[Website and app data records]

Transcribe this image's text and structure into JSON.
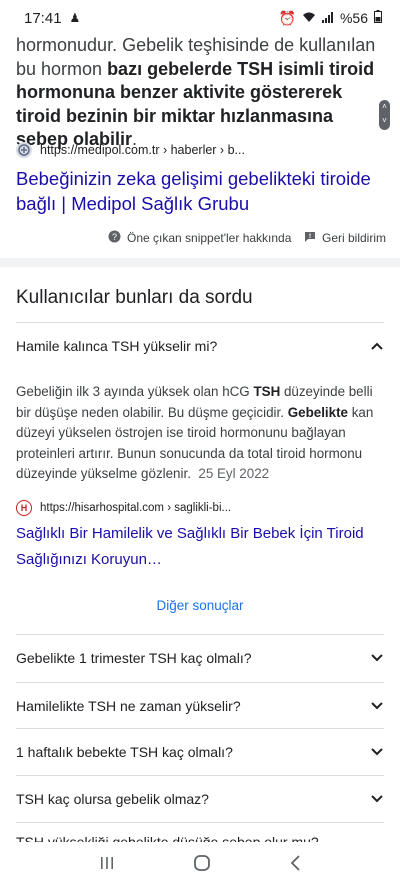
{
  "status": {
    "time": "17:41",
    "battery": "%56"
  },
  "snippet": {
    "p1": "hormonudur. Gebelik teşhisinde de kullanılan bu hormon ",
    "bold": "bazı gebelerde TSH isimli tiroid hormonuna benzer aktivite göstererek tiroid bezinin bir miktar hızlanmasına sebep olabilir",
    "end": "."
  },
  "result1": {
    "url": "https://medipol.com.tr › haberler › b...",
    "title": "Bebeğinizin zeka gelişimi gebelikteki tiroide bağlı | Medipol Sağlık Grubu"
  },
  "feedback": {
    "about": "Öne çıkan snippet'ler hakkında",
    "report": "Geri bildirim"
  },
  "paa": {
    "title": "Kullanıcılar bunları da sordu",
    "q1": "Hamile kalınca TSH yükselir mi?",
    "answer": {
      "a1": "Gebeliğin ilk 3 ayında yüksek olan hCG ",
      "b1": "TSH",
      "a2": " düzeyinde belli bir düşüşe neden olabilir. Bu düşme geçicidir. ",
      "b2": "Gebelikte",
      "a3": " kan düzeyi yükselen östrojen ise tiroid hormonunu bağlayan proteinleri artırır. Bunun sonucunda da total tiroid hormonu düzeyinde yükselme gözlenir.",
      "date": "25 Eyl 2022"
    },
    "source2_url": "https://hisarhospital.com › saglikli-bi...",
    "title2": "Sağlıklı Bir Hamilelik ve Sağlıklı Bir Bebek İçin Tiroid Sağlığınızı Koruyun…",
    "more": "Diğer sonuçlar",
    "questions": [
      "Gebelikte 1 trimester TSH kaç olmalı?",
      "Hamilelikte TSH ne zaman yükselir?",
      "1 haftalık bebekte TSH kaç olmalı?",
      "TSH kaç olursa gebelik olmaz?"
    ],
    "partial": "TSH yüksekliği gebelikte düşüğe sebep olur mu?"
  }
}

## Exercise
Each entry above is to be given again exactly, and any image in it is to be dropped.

## Expected answer
Transcribe this image's text and structure into JSON.
{
  "status": {
    "time": "17:41",
    "battery": "%56"
  },
  "snippet": {
    "p1": "hormonudur. Gebelik teşhisinde de kullanılan bu hormon ",
    "bold": "bazı gebelerde TSH isimli tiroid hormonuna benzer aktivite göstererek tiroid bezinin bir miktar hızlanmasına sebep olabilir",
    "end": "."
  },
  "result1": {
    "url": "https://medipol.com.tr › haberler › b...",
    "title": "Bebeğinizin zeka gelişimi gebelikteki tiroide bağlı | Medipol Sağlık Grubu"
  },
  "feedback": {
    "about": "Öne çıkan snippet'ler hakkında",
    "report": "Geri bildirim"
  },
  "paa": {
    "title": "Kullanıcılar bunları da sordu",
    "q1": "Hamile kalınca TSH yükselir mi?",
    "answer": {
      "a1": "Gebeliğin ilk 3 ayında yüksek olan hCG ",
      "b1": "TSH",
      "a2": " düzeyinde belli bir düşüşe neden olabilir. Bu düşme geçicidir. ",
      "b2": "Gebelikte",
      "a3": " kan düzeyi yükselen östrojen ise tiroid hormonunu bağlayan proteinleri artırır. Bunun sonucunda da total tiroid hormonu düzeyinde yükselme gözlenir.",
      "date": "25 Eyl 2022"
    },
    "source2_url": "https://hisarhospital.com › saglikli-bi...",
    "title2": "Sağlıklı Bir Hamilelik ve Sağlıklı Bir Bebek İçin Tiroid Sağlığınızı Koruyun…",
    "more": "Diğer sonuçlar",
    "questions": [
      "Gebelikte 1 trimester TSH kaç olmalı?",
      "Hamilelikte TSH ne zaman yükselir?",
      "1 haftalık bebekte TSH kaç olmalı?",
      "TSH kaç olursa gebelik olmaz?"
    ],
    "partial": "TSH yüksekliği gebelikte düşüğe sebep olur mu?"
  }
}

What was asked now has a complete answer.